#### WORK TO COMPLETE:
The whole of the material needs to be repeated exactly, line for line.
━━━━━ RECORDS FOR THIS TASK ━━━━━
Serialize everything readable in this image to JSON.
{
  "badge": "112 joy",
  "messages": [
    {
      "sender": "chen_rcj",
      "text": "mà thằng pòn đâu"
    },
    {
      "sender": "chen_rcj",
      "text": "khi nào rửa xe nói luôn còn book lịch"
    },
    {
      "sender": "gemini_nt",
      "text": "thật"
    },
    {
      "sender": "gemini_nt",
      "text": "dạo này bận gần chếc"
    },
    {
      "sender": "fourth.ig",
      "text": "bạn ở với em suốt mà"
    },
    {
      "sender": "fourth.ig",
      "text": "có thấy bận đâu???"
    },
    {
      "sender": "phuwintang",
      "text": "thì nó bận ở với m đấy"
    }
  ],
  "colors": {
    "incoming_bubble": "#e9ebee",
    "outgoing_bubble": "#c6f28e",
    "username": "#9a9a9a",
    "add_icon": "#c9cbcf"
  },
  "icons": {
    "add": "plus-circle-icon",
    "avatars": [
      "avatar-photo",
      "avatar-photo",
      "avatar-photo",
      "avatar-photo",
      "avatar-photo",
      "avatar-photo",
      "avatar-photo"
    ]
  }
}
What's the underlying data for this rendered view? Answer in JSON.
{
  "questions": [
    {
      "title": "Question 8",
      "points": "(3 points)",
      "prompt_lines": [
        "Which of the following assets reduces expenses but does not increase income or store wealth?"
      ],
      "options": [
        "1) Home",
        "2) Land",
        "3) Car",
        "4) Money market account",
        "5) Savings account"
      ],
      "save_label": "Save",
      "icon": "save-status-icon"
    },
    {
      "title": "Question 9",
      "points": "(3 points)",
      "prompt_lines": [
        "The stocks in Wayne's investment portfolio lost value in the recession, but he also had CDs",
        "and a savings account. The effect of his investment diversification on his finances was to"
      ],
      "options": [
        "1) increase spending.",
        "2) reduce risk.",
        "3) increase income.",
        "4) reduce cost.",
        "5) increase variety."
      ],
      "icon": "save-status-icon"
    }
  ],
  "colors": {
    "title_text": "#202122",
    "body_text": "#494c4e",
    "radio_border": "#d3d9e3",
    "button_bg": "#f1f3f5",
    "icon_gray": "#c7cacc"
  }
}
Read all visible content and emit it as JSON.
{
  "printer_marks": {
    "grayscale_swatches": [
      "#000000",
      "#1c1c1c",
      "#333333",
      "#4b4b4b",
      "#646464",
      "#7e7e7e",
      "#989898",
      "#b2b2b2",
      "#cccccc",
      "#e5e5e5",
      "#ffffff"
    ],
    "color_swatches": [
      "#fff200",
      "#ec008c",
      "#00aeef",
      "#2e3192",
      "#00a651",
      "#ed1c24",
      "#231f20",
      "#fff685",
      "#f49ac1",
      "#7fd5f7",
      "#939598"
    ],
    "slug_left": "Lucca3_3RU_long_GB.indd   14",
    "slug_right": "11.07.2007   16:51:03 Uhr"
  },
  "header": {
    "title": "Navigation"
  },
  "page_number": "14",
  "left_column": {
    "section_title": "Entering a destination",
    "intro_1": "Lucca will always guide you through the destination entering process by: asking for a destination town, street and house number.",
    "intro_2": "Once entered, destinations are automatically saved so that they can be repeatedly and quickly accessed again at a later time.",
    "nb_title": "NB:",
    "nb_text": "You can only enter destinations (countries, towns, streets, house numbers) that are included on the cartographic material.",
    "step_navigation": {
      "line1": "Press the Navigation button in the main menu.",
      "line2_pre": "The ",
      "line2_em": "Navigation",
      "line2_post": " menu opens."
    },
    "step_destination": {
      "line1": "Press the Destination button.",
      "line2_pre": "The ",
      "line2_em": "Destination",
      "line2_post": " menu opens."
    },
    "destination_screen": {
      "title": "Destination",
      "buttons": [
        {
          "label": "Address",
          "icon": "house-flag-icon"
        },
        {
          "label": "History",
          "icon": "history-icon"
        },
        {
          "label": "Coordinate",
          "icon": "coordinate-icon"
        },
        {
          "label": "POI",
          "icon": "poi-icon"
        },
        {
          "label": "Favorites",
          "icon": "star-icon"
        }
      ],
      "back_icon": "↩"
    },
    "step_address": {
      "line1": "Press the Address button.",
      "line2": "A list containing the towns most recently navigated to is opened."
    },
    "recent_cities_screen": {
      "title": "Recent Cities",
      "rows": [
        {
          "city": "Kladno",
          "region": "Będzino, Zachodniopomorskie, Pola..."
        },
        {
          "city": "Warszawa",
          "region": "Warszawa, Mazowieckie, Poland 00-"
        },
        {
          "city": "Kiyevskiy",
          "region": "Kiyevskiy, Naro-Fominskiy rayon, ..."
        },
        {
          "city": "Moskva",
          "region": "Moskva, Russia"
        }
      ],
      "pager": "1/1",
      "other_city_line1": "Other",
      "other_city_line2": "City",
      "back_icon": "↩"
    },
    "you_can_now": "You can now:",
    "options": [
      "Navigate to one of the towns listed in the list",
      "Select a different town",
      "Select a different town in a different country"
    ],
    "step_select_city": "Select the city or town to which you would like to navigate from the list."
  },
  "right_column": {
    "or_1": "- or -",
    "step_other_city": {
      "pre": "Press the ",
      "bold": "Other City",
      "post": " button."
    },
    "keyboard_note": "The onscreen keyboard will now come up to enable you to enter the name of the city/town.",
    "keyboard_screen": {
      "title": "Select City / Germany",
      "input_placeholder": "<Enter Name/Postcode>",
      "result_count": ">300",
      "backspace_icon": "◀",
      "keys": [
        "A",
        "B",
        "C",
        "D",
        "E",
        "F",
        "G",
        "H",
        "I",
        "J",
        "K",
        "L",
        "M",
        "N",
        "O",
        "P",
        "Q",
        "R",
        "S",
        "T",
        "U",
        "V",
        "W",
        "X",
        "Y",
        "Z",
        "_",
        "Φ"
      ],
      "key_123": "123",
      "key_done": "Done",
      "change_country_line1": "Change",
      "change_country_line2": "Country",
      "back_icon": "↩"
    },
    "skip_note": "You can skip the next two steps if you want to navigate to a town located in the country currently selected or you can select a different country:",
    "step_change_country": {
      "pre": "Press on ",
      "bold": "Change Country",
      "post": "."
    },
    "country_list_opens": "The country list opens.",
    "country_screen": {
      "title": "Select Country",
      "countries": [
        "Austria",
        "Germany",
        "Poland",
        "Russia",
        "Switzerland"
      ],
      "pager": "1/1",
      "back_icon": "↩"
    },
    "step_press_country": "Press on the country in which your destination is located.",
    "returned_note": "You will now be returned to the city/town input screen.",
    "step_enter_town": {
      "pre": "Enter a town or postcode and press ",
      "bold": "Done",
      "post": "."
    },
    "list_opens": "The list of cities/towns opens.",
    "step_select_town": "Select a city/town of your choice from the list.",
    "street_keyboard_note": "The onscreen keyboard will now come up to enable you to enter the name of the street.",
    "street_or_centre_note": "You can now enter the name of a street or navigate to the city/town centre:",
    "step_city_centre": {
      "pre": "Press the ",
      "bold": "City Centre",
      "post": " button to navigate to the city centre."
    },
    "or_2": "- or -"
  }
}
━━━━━
#### ANSWER BOX:
Serialize everything readable in this image to JSON.
{
  "badge": "112 joy",
  "messages": [
    {
      "sender": "chen_rcj",
      "text": "mà thằng pòn đâu"
    },
    {
      "sender": "chen_rcj",
      "text": "khi nào rửa xe nói luôn còn book lịch"
    },
    {
      "sender": "gemini_nt",
      "text": "thật"
    },
    {
      "sender": "gemini_nt",
      "text": "dạo này bận gần chếc"
    },
    {
      "sender": "fourth.ig",
      "text": "bạn ở với em suốt mà"
    },
    {
      "sender": "fourth.ig",
      "text": "có thấy bận đâu???"
    },
    {
      "sender": "phuwintang",
      "text": "thì nó bận ở với m đấy"
    }
  ],
  "colors": {
    "incoming_bubble": "#e9ebee",
    "outgoing_bubble": "#c6f28e",
    "username": "#9a9a9a",
    "add_icon": "#c9cbcf"
  },
  "icons": {
    "add": "plus-circle-icon",
    "avatars": [
      "avatar-photo",
      "avatar-photo",
      "avatar-photo",
      "avatar-photo",
      "avatar-photo",
      "avatar-photo",
      "avatar-photo"
    ]
  }
}
What's the underlying data for this rendered view? Answer in JSON.
{
  "questions": [
    {
      "title": "Question 8",
      "points": "(3 points)",
      "prompt_lines": [
        "Which of the following assets reduces expenses but does not increase income or store wealth?"
      ],
      "options": [
        "1) Home",
        "2) Land",
        "3) Car",
        "4) Money market account",
        "5) Savings account"
      ],
      "save_label": "Save",
      "icon": "save-status-icon"
    },
    {
      "title": "Question 9",
      "points": "(3 points)",
      "prompt_lines": [
        "The stocks in Wayne's investment portfolio lost value in the recession, but he also had CDs",
        "and a savings account. The effect of his investment diversification on his finances was to"
      ],
      "options": [
        "1) increase spending.",
        "2) reduce risk.",
        "3) increase income.",
        "4) reduce cost.",
        "5) increase variety."
      ],
      "icon": "save-status-icon"
    }
  ],
  "colors": {
    "title_text": "#202122",
    "body_text": "#494c4e",
    "radio_border": "#d3d9e3",
    "button_bg": "#f1f3f5",
    "icon_gray": "#c7cacc"
  }
}
Read all visible content and emit it as JSON.
{
  "printer_marks": {
    "grayscale_swatches": [
      "#000000",
      "#1c1c1c",
      "#333333",
      "#4b4b4b",
      "#646464",
      "#7e7e7e",
      "#989898",
      "#b2b2b2",
      "#cccccc",
      "#e5e5e5",
      "#ffffff"
    ],
    "color_swatches": [
      "#fff200",
      "#ec008c",
      "#00aeef",
      "#2e3192",
      "#00a651",
      "#ed1c24",
      "#231f20",
      "#fff685",
      "#f49ac1",
      "#7fd5f7",
      "#939598"
    ],
    "slug_left": "Lucca3_3RU_long_GB.indd   14",
    "slug_right": "11.07.2007   16:51:03 Uhr"
  },
  "header": {
    "title": "Navigation"
  },
  "page_number": "14",
  "left_column": {
    "section_title": "Entering a destination",
    "intro_1": "Lucca will always guide you through the destination entering process by: asking for a destination town, street and house number.",
    "intro_2": "Once entered, destinations are automatically saved so that they can be repeatedly and quickly accessed again at a later time.",
    "nb_title": "NB:",
    "nb_text": "You can only enter destinations (countries, towns, streets, house numbers) that are included on the cartographic material.",
    "step_navigation": {
      "line1": "Press the Navigation button in the main menu.",
      "line2_pre": "The ",
      "line2_em": "Navigation",
      "line2_post": " menu opens."
    },
    "step_destination": {
      "line1": "Press the Destination button.",
      "line2_pre": "The ",
      "line2_em": "Destination",
      "line2_post": " menu opens."
    },
    "destination_screen": {
      "title": "Destination",
      "buttons": [
        {
          "label": "Address",
          "icon": "house-flag-icon"
        },
        {
          "label": "History",
          "icon": "history-icon"
        },
        {
          "label": "Coordinate",
          "icon": "coordinate-icon"
        },
        {
          "label": "POI",
          "icon": "poi-icon"
        },
        {
          "label": "Favorites",
          "icon": "star-icon"
        }
      ],
      "back_icon": "↩"
    },
    "step_address": {
      "line1": "Press the Address button.",
      "line2": "A list containing the towns most recently navigated to is opened."
    },
    "recent_cities_screen": {
      "title": "Recent Cities",
      "rows": [
        {
          "city": "Kladno",
          "region": "Będzino, Zachodniopomorskie, Pola..."
        },
        {
          "city": "Warszawa",
          "region": "Warszawa, Mazowieckie, Poland 00-"
        },
        {
          "city": "Kiyevskiy",
          "region": "Kiyevskiy, Naro-Fominskiy rayon, ..."
        },
        {
          "city": "Moskva",
          "region": "Moskva, Russia"
        }
      ],
      "pager": "1/1",
      "other_city_line1": "Other",
      "other_city_line2": "City",
      "back_icon": "↩"
    },
    "you_can_now": "You can now:",
    "options": [
      "Navigate to one of the towns listed in the list",
      "Select a different town",
      "Select a different town in a different country"
    ],
    "step_select_city": "Select the city or town to which you would like to navigate from the list."
  },
  "right_column": {
    "or_1": "- or -",
    "step_other_city": {
      "pre": "Press the ",
      "bold": "Other City",
      "post": " button."
    },
    "keyboard_note": "The onscreen keyboard will now come up to enable you to enter the name of the city/town.",
    "keyboard_screen": {
      "title": "Select City / Germany",
      "input_placeholder": "<Enter Name/Postcode>",
      "result_count": ">300",
      "backspace_icon": "◀",
      "keys": [
        "A",
        "B",
        "C",
        "D",
        "E",
        "F",
        "G",
        "H",
        "I",
        "J",
        "K",
        "L",
        "M",
        "N",
        "O",
        "P",
        "Q",
        "R",
        "S",
        "T",
        "U",
        "V",
        "W",
        "X",
        "Y",
        "Z",
        "_",
        "Φ"
      ],
      "key_123": "123",
      "key_done": "Done",
      "change_country_line1": "Change",
      "change_country_line2": "Country",
      "back_icon": "↩"
    },
    "skip_note": "You can skip the next two steps if you want to navigate to a town located in the country currently selected or you can select a different country:",
    "step_change_country": {
      "pre": "Press on ",
      "bold": "Change Country",
      "post": "."
    },
    "country_list_opens": "The country list opens.",
    "country_screen": {
      "title": "Select Country",
      "countries": [
        "Austria",
        "Germany",
        "Poland",
        "Russia",
        "Switzerland"
      ],
      "pager": "1/1",
      "back_icon": "↩"
    },
    "step_press_country": "Press on the country in which your destination is located.",
    "returned_note": "You will now be returned to the city/town input screen.",
    "step_enter_town": {
      "pre": "Enter a town or postcode and press ",
      "bold": "Done",
      "post": "."
    },
    "list_opens": "The list of cities/towns opens.",
    "step_select_town": "Select a city/town of your choice from the list.",
    "street_keyboard_note": "The onscreen keyboard will now come up to enable you to enter the name of the street.",
    "street_or_centre_note": "You can now enter the name of a street or navigate to the city/town centre:",
    "step_city_centre": {
      "pre": "Press the ",
      "bold": "City Centre",
      "post": " button to navigate to the city centre."
    },
    "or_2": "- or -"
  }
}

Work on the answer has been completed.